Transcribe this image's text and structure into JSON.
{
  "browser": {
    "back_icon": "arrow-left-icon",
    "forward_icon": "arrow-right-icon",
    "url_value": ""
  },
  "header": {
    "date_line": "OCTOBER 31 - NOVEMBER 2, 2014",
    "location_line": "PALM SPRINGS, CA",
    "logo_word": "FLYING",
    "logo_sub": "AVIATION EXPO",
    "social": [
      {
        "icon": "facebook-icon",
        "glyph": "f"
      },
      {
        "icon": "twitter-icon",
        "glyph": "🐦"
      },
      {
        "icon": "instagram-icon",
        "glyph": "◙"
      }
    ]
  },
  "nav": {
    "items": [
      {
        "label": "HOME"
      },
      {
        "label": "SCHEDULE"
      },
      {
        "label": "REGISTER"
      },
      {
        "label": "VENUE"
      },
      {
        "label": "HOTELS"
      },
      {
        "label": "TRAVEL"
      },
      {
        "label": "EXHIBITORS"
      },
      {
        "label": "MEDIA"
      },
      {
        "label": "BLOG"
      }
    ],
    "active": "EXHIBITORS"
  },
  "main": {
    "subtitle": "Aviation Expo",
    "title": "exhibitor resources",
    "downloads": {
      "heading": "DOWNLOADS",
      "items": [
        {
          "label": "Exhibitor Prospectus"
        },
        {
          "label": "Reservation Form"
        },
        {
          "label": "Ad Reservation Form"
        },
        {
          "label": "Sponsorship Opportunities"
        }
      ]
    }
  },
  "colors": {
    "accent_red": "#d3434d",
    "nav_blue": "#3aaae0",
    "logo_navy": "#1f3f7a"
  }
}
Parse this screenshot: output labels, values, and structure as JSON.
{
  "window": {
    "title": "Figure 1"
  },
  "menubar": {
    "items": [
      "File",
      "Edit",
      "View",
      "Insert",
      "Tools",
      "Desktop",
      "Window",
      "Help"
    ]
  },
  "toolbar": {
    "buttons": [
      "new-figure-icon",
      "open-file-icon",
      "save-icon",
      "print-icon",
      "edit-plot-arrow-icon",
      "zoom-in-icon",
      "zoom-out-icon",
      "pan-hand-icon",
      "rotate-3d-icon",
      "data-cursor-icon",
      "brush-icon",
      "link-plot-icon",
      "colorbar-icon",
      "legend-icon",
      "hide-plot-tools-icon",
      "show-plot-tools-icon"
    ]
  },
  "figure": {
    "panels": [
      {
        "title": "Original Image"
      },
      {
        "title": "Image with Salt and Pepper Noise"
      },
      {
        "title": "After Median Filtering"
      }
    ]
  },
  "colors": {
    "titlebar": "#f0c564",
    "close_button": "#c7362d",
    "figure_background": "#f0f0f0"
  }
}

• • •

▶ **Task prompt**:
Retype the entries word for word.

▶ **Response to the task**:
Transcribe this image's text and structure into JSON.
{
  "browser": {
    "back_icon": "arrow-left-icon",
    "forward_icon": "arrow-right-icon",
    "url_value": ""
  },
  "header": {
    "date_line": "OCTOBER 31 - NOVEMBER 2, 2014",
    "location_line": "PALM SPRINGS, CA",
    "logo_word": "FLYING",
    "logo_sub": "AVIATION EXPO",
    "social": [
      {
        "icon": "facebook-icon",
        "glyph": "f"
      },
      {
        "icon": "twitter-icon",
        "glyph": "🐦"
      },
      {
        "icon": "instagram-icon",
        "glyph": "◙"
      }
    ]
  },
  "nav": {
    "items": [
      {
        "label": "HOME"
      },
      {
        "label": "SCHEDULE"
      },
      {
        "label": "REGISTER"
      },
      {
        "label": "VENUE"
      },
      {
        "label": "HOTELS"
      },
      {
        "label": "TRAVEL"
      },
      {
        "label": "EXHIBITORS"
      },
      {
        "label": "MEDIA"
      },
      {
        "label": "BLOG"
      }
    ],
    "active": "EXHIBITORS"
  },
  "main": {
    "subtitle": "Aviation Expo",
    "title": "exhibitor resources",
    "downloads": {
      "heading": "DOWNLOADS",
      "items": [
        {
          "label": "Exhibitor Prospectus"
        },
        {
          "label": "Reservation Form"
        },
        {
          "label": "Ad Reservation Form"
        },
        {
          "label": "Sponsorship Opportunities"
        }
      ]
    }
  },
  "colors": {
    "accent_red": "#d3434d",
    "nav_blue": "#3aaae0",
    "logo_navy": "#1f3f7a"
  }
}
Parse this screenshot: output labels, values, and structure as JSON.
{
  "window": {
    "title": "Figure 1"
  },
  "menubar": {
    "items": [
      "File",
      "Edit",
      "View",
      "Insert",
      "Tools",
      "Desktop",
      "Window",
      "Help"
    ]
  },
  "toolbar": {
    "buttons": [
      "new-figure-icon",
      "open-file-icon",
      "save-icon",
      "print-icon",
      "edit-plot-arrow-icon",
      "zoom-in-icon",
      "zoom-out-icon",
      "pan-hand-icon",
      "rotate-3d-icon",
      "data-cursor-icon",
      "brush-icon",
      "link-plot-icon",
      "colorbar-icon",
      "legend-icon",
      "hide-plot-tools-icon",
      "show-plot-tools-icon"
    ]
  },
  "figure": {
    "panels": [
      {
        "title": "Original Image"
      },
      {
        "title": "Image with Salt and Pepper Noise"
      },
      {
        "title": "After Median Filtering"
      }
    ]
  },
  "colors": {
    "titlebar": "#f0c564",
    "close_button": "#c7362d",
    "figure_background": "#f0f0f0"
  }
}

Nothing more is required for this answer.